Extracted material —
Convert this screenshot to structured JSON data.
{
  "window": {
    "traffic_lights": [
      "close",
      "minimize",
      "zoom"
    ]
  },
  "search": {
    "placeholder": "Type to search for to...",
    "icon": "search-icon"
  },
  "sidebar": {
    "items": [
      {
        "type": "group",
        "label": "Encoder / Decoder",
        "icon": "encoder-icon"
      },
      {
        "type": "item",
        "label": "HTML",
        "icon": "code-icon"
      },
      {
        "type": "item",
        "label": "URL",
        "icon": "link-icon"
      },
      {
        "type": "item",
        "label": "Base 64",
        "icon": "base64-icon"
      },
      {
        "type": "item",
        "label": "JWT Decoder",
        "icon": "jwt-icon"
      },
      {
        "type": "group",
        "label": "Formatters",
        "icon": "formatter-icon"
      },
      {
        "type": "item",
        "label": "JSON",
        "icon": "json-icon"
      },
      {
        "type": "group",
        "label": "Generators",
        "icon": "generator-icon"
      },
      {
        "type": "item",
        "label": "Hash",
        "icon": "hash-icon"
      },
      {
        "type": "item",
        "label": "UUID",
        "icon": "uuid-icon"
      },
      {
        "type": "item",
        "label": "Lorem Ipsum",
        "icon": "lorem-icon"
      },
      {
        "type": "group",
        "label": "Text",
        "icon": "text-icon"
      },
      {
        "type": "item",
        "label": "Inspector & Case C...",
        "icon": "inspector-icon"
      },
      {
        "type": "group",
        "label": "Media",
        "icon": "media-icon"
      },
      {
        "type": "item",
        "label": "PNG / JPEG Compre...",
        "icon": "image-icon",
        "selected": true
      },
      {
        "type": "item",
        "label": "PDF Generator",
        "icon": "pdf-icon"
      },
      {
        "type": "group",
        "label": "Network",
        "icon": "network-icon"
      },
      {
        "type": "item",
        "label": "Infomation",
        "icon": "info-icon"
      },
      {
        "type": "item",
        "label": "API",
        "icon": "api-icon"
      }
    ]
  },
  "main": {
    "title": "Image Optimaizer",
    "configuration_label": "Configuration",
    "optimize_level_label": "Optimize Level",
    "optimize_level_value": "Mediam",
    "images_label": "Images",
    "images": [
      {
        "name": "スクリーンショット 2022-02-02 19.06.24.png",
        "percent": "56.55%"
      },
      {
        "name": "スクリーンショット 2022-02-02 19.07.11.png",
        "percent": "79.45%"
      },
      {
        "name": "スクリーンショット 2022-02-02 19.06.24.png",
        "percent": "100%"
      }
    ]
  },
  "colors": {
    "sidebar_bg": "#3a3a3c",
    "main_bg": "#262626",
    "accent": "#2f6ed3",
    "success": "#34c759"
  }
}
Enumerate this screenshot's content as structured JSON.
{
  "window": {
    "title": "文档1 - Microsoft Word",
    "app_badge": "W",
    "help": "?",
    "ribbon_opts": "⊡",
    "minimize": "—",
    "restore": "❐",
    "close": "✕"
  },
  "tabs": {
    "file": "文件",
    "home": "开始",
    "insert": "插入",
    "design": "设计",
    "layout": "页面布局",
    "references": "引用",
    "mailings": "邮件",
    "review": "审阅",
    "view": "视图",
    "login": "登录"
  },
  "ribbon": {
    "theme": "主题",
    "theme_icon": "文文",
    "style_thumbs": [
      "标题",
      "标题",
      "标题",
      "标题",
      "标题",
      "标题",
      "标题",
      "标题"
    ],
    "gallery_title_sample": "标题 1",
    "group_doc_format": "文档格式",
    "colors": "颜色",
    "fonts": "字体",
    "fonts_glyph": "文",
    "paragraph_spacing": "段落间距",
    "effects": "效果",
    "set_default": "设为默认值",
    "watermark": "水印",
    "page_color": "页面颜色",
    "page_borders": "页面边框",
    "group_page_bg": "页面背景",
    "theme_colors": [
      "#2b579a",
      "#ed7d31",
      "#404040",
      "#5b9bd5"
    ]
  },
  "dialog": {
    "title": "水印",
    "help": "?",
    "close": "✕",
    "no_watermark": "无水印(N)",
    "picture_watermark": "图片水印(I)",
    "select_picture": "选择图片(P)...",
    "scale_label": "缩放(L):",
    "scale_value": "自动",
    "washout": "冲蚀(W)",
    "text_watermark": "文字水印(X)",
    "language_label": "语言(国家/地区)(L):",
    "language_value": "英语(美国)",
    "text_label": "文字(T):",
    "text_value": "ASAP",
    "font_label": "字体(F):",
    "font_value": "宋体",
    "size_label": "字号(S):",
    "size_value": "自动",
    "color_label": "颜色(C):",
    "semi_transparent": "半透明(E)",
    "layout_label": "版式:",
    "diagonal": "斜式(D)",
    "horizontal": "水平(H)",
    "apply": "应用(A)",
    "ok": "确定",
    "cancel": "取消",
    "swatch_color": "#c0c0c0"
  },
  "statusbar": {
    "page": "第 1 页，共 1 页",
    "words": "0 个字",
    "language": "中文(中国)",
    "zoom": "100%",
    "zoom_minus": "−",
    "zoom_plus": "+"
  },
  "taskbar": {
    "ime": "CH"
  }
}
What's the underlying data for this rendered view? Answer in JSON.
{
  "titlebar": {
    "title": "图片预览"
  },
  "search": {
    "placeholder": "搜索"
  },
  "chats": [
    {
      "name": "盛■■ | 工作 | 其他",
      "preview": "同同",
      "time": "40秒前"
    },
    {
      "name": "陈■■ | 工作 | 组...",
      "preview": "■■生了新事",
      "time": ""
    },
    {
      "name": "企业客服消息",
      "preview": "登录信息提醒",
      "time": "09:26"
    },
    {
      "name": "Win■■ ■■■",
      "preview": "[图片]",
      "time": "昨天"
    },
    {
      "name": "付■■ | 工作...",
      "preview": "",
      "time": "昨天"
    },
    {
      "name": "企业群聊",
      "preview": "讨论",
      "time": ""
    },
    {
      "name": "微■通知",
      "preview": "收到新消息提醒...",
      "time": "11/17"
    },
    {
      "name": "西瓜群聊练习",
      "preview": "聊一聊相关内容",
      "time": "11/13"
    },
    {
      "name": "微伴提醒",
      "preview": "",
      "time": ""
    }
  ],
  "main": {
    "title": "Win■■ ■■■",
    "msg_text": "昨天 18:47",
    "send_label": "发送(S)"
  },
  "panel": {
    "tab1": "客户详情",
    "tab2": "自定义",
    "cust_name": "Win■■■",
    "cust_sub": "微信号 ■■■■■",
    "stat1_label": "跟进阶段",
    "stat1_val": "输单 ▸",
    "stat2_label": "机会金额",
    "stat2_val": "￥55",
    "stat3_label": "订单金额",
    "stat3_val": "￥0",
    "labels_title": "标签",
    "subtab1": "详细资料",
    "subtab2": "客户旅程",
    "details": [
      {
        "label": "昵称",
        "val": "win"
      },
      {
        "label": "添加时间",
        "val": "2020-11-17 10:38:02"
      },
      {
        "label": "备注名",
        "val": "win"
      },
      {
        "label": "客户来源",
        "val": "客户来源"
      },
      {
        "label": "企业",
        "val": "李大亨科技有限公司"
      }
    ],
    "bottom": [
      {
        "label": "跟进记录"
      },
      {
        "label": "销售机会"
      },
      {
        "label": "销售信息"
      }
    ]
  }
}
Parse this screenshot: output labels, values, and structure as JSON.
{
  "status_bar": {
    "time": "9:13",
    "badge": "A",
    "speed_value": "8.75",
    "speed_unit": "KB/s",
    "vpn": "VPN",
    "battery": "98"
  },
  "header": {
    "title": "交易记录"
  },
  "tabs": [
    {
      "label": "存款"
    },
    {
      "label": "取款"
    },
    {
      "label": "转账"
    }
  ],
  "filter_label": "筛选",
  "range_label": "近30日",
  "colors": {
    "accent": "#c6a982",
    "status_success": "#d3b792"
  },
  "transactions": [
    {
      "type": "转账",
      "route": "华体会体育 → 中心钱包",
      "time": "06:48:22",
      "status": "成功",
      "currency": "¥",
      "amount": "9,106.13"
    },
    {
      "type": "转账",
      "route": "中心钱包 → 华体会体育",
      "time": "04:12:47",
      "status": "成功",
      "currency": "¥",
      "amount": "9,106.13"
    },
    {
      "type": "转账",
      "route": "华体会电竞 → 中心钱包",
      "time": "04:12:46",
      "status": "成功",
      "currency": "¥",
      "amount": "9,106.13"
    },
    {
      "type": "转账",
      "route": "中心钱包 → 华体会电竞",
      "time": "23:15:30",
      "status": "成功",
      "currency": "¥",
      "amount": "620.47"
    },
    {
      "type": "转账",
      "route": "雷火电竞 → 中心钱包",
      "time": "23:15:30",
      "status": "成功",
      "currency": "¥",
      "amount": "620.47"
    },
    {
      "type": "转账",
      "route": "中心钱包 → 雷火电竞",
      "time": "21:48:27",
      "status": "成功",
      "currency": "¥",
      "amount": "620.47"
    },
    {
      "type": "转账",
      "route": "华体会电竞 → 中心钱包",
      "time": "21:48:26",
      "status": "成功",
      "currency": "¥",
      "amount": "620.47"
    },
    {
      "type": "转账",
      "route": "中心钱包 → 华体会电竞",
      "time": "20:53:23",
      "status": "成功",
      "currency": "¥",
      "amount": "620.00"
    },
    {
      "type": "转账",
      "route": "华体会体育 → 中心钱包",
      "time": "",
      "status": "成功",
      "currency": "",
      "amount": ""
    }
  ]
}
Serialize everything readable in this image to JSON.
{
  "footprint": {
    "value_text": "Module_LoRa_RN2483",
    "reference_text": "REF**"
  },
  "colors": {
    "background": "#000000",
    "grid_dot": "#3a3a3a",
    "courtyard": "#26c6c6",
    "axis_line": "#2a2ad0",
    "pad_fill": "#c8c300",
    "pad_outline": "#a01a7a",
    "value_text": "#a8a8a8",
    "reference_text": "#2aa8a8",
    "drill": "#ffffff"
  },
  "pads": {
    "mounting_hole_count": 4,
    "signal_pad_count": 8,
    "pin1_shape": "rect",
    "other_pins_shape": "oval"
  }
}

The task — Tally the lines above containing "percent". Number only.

Solution for this exercise — 3